Future will additionally include Louise Farrenc’s “Symphony No. 1,” Igor Stravinsky’s suite from the ballet Pulcinella, and Ludwig van Beethoven’s “Overture to the Creatures of Prometheus.” As a special treat, the Houston Youth Symphony will make a cameo. Conductor Michelle Merrill will lead the orchestra.
Fung, the Juno award-winner whose work was commissioned by ROCO for this weekend, took a moment from her busy schedule to explain what makes this piece so special.
“My son was participating in the Lunar New Year Parade, and this was during the pandemic. People were isolated and everybody was feeling quite alone, and suddenly, you have all this energy from the parade,” Fung said. “The San Francisco parade is a huge affair. Hundreds of people come out, and it was the first time in a long time that I had been in a group setting like that. The energy of people coming together was very emotional for me.”
Named one of the top ten parades in the world by International Festivals & Events Association, the Lunar New Year Parade (also known as the Chinese New Year Parade) in San Francisco is the biggest parade celebrating the lunar new year outside of Asia.
When Fung got the call from ROCO’s artistic director, Alecia Lawyer, about composing a piece for this program, she knew this experience at the parade would be the catalyst for the commission.
“This piece takes a journey from the idea of being alone and going through various iterations of using a phrase,” she describes. She create moments of clashing or playing the same song simultaneously with different tempos to dial up the drama of the parade experience. “But it really culminates in something very joyous and quite euphoric for the orchestra.”
This isn’t her first time dabbling in the theme of isolation. A previous piece, “Prayer,” also centered on this idea.

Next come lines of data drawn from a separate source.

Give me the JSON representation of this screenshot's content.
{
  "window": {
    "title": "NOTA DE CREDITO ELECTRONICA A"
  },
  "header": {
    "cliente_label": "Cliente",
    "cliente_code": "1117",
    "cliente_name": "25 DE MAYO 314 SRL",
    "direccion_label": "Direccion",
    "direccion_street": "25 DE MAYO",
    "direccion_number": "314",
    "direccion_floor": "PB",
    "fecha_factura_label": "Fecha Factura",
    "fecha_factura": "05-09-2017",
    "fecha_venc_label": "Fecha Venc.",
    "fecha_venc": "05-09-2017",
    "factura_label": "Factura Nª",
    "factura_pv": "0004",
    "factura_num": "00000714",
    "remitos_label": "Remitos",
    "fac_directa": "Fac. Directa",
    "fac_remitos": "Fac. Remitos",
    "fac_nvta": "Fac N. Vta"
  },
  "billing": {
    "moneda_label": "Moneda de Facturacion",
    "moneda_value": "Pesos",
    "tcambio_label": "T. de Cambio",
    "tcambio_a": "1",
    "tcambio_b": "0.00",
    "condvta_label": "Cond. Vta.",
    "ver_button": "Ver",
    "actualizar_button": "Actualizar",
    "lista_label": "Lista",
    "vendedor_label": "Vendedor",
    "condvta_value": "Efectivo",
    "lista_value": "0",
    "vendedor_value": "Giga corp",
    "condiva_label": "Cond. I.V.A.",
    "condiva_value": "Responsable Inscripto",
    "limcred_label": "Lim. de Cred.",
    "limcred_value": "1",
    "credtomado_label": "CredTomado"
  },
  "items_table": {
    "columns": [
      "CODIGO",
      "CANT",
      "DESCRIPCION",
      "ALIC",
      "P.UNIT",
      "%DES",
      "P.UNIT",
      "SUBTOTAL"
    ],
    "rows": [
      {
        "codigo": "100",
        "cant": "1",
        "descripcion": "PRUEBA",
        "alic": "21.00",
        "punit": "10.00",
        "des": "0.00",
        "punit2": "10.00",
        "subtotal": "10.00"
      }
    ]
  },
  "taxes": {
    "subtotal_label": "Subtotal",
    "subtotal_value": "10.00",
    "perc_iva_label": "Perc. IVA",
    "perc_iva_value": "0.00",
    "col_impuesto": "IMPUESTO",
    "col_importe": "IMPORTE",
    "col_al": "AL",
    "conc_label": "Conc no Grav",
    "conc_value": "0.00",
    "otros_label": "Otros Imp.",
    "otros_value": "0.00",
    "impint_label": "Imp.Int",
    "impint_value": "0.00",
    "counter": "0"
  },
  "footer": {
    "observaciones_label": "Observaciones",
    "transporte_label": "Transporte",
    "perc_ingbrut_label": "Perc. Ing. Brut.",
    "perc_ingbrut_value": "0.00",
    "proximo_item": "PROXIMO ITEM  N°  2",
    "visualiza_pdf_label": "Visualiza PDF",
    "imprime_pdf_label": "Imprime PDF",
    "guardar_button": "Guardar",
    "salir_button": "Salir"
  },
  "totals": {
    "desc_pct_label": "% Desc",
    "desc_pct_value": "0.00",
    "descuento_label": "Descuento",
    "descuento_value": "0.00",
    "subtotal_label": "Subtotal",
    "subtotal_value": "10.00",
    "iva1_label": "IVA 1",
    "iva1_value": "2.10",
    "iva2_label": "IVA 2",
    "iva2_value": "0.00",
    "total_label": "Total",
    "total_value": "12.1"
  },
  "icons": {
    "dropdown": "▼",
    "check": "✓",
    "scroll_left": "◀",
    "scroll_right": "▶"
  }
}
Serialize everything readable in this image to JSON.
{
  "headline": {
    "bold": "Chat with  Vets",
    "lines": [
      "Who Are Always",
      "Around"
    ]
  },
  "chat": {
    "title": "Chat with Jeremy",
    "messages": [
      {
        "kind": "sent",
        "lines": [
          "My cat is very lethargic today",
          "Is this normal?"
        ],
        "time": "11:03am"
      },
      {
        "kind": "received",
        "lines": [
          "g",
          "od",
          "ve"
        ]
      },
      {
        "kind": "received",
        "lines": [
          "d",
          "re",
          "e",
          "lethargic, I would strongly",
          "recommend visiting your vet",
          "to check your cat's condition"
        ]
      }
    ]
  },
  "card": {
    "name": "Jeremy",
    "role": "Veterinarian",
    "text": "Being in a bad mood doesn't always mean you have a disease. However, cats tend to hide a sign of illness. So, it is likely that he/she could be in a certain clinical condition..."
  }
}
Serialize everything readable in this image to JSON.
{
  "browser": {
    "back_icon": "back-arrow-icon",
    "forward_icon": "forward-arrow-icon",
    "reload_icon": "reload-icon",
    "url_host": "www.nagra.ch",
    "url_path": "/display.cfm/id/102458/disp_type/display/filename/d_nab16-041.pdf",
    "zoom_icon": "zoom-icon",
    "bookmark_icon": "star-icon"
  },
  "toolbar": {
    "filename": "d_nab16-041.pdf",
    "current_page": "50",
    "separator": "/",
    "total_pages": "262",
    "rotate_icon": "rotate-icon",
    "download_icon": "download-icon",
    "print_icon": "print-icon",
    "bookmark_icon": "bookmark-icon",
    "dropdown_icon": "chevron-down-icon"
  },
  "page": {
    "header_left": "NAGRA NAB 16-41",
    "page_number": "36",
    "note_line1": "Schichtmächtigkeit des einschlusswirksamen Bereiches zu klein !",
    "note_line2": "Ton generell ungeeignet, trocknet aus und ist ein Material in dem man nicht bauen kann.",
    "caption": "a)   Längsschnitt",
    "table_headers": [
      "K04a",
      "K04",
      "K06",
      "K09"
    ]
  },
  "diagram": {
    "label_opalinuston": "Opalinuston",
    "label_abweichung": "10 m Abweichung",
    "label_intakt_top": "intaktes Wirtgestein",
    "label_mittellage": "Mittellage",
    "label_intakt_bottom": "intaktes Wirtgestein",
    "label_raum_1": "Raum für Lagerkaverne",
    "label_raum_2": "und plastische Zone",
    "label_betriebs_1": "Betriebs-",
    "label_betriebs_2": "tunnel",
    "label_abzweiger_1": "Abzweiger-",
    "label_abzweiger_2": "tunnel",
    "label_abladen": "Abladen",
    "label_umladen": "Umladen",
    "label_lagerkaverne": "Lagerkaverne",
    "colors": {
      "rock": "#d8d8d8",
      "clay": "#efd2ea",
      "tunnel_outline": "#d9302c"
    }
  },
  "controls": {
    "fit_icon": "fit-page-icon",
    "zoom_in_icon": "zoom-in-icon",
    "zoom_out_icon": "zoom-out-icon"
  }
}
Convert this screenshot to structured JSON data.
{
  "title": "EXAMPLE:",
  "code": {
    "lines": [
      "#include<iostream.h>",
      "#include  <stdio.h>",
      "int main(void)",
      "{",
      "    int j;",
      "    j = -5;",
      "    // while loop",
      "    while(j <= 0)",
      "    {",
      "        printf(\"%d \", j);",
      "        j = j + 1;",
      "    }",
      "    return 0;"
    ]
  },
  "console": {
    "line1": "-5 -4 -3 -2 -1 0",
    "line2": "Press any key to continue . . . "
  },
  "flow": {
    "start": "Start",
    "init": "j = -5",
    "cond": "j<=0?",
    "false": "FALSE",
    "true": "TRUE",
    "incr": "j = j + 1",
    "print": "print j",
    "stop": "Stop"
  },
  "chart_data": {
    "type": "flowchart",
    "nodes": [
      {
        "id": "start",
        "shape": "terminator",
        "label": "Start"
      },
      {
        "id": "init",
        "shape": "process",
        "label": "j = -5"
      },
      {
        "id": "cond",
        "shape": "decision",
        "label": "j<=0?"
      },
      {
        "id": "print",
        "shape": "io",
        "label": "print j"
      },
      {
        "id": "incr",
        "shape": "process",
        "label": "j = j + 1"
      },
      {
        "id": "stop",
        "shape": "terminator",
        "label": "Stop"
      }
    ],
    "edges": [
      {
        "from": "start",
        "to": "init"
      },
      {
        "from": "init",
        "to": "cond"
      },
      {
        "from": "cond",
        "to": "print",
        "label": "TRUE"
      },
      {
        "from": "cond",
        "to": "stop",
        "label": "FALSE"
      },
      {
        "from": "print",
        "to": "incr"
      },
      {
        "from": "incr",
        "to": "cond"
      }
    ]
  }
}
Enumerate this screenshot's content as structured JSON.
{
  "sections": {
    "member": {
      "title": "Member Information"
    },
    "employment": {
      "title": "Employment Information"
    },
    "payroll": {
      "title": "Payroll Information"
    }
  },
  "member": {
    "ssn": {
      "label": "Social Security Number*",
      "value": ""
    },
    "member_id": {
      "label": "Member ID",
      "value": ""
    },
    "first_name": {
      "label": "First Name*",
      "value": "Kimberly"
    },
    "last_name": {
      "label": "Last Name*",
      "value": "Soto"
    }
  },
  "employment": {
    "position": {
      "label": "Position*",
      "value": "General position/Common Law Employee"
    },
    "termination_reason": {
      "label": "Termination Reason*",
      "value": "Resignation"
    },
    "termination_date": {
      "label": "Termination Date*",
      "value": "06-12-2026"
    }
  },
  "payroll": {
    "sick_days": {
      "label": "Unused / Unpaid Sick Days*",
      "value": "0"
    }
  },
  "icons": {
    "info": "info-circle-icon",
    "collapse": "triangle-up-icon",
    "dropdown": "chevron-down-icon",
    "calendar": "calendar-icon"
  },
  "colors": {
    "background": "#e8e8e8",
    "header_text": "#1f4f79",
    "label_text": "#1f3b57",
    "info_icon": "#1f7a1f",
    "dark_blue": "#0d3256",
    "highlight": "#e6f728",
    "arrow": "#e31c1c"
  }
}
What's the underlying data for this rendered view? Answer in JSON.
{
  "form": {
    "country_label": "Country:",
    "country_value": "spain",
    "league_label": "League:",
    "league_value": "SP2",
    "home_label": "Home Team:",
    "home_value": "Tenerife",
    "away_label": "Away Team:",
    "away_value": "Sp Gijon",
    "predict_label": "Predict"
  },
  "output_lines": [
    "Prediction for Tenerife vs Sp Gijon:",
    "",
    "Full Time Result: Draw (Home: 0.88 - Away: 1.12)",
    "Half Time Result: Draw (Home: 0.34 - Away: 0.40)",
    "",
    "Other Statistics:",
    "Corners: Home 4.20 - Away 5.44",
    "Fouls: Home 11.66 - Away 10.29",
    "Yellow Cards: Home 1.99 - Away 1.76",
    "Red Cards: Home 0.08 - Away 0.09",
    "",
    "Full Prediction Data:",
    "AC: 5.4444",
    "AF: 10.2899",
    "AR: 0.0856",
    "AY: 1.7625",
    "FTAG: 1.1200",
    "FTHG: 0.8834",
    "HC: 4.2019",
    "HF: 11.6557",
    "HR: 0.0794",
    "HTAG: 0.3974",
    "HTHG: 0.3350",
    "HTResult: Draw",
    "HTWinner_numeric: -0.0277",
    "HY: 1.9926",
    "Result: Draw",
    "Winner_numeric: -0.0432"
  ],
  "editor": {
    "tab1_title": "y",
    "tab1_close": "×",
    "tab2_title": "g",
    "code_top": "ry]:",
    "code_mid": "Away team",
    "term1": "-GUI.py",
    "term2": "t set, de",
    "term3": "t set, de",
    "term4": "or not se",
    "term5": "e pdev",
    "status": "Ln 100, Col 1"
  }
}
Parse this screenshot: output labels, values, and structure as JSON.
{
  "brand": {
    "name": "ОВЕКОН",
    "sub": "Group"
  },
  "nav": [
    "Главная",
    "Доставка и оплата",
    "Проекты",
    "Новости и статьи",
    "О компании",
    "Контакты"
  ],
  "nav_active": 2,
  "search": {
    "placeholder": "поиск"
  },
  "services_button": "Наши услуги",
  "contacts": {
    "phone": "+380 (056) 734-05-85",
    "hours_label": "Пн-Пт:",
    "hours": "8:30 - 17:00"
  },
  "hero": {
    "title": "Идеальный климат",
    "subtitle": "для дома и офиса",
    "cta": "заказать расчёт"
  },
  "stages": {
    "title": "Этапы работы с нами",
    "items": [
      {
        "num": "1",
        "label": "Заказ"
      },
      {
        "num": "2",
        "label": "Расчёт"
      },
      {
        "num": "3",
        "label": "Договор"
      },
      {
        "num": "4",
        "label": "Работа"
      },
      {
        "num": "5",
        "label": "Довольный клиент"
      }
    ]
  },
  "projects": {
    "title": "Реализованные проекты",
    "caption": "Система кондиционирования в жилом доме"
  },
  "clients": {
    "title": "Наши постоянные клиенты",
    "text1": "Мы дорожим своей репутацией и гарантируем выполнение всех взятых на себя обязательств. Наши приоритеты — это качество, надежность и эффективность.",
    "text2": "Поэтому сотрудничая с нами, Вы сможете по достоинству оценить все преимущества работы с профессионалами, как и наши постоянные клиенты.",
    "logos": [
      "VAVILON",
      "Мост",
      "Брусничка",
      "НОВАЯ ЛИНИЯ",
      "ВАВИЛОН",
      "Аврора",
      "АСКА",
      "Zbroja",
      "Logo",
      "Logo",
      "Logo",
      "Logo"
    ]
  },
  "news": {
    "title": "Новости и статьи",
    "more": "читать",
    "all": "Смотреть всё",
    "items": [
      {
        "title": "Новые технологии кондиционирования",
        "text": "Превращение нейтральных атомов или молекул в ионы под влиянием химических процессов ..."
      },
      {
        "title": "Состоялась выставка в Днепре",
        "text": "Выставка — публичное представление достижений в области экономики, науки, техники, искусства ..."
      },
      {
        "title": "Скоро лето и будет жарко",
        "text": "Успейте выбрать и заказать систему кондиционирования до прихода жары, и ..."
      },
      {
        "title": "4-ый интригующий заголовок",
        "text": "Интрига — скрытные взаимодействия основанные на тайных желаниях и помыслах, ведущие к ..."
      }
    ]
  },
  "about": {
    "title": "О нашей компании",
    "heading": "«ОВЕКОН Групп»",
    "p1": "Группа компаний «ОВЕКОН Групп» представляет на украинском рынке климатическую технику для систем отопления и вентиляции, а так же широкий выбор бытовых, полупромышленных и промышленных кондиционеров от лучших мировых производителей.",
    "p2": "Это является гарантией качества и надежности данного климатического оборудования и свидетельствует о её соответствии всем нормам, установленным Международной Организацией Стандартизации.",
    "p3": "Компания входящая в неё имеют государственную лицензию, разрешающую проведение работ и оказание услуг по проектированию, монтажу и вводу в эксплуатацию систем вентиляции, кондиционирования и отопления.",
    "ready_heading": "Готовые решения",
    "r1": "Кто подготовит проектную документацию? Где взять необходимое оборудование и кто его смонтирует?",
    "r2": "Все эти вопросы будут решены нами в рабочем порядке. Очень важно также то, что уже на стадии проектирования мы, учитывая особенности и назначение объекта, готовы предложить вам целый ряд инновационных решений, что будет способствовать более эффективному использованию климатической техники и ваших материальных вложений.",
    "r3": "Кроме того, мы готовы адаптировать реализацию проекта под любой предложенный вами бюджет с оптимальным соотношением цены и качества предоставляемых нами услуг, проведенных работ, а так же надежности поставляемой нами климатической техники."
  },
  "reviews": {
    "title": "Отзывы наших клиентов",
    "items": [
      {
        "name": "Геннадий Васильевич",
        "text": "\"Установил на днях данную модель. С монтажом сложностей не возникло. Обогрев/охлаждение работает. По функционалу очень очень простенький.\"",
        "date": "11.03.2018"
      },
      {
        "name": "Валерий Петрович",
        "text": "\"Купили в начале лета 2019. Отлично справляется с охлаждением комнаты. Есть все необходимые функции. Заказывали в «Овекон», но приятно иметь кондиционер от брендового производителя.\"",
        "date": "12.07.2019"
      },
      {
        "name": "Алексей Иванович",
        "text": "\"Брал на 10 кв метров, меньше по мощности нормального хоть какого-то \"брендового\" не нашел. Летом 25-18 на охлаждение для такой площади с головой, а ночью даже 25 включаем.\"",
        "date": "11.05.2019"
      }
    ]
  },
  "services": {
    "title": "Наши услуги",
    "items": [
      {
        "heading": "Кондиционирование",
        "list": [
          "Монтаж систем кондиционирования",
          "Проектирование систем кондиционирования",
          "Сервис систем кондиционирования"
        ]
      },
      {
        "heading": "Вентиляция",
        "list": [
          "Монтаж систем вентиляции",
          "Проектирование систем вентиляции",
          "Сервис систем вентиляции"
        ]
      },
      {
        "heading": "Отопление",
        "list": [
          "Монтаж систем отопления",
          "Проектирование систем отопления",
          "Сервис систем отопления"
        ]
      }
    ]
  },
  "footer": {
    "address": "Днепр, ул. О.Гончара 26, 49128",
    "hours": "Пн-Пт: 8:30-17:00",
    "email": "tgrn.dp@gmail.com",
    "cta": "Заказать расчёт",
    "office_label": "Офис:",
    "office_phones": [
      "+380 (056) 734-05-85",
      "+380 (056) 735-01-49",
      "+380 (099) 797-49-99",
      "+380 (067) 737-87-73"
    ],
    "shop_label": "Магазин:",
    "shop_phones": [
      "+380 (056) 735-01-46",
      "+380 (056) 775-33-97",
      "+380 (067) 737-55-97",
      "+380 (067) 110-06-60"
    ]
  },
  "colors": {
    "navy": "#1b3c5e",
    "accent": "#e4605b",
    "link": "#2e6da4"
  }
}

“They both share some things in common because they’re both inspired by a Hildegard von Bingen chant,” she said. “During times of uncertainty, I turn to ideas of faith, and she is really my champion for that.”
“Parade” is an appropriate punctuation mark to round out ROCO’s season theme, grateful, especially considering the piece’s connection to COVID-19.
Lawyer told the Houston Press at the beginning of this season, “I wanted to lean into gratefulness because we’ve come out of COVID-19 almost like we’ve gone through an asteroid field. We’re back in the game and realizing that everything is intact, and for that, we’re grateful. When you’re in that state of gratefulness, there’s a really invitational way that you can approach people to join the musical journey.”
For someone lauded as a relevant contemporary composer, Fung’s knack for music making originated from an unexpected place.
“I was about seven or eight when I started writing music, but it wasn’t really anything that was too precocious. It was really because I didn’t want to practice. I had a mom who really was very strict, and so I started improvising. She wasn’t a musician, so she couldn’t really tell the difference,” she said.
As they say, necessity is the mother of invention.
Over time, her prowess as a creator developed, and her talent caught the
eyes ears of her industry peers. Fung has received numerous awards and grants, including the 2015 Jan V. Matejcek New Classical Music Award for achievement in new music from the Society of Composers, Authors, and Music Publishers of Canada, a Simon Guggenheim Foundation Fellowship and the New York Foundation for the Arts’ Gregory Millard Fellowship. She is an associate composer of the Canadian Music Centre and served on the board of the American Composers Forum.
As composing music became her focus over the years…it has also became her superpower, which audiences can experience for themselves this weekend.
“I grew up in Edmonton, Canada. There was really nothing to do, and composition became my creative outlet,” she said. “To this day, I feel like I can solve the world’s problems through music. I can find a voice for myself that is not expressed through words. I find that powerful and, in a lot of ways, spiritual.”
ROCO’s Future, including the premiere of Parade, takes place at 5 p.m., April 29 at The Church of St. John the Divine, 2450 River Oaks Boulevard. For tickets or information, call 713-665-2700 or visit ROCO.org. Tickets are “pay what you wish,” with a suggested price of $35. This performance will also be livestreamed free at ROCO.org, Facebook, YouTube, and A440.live.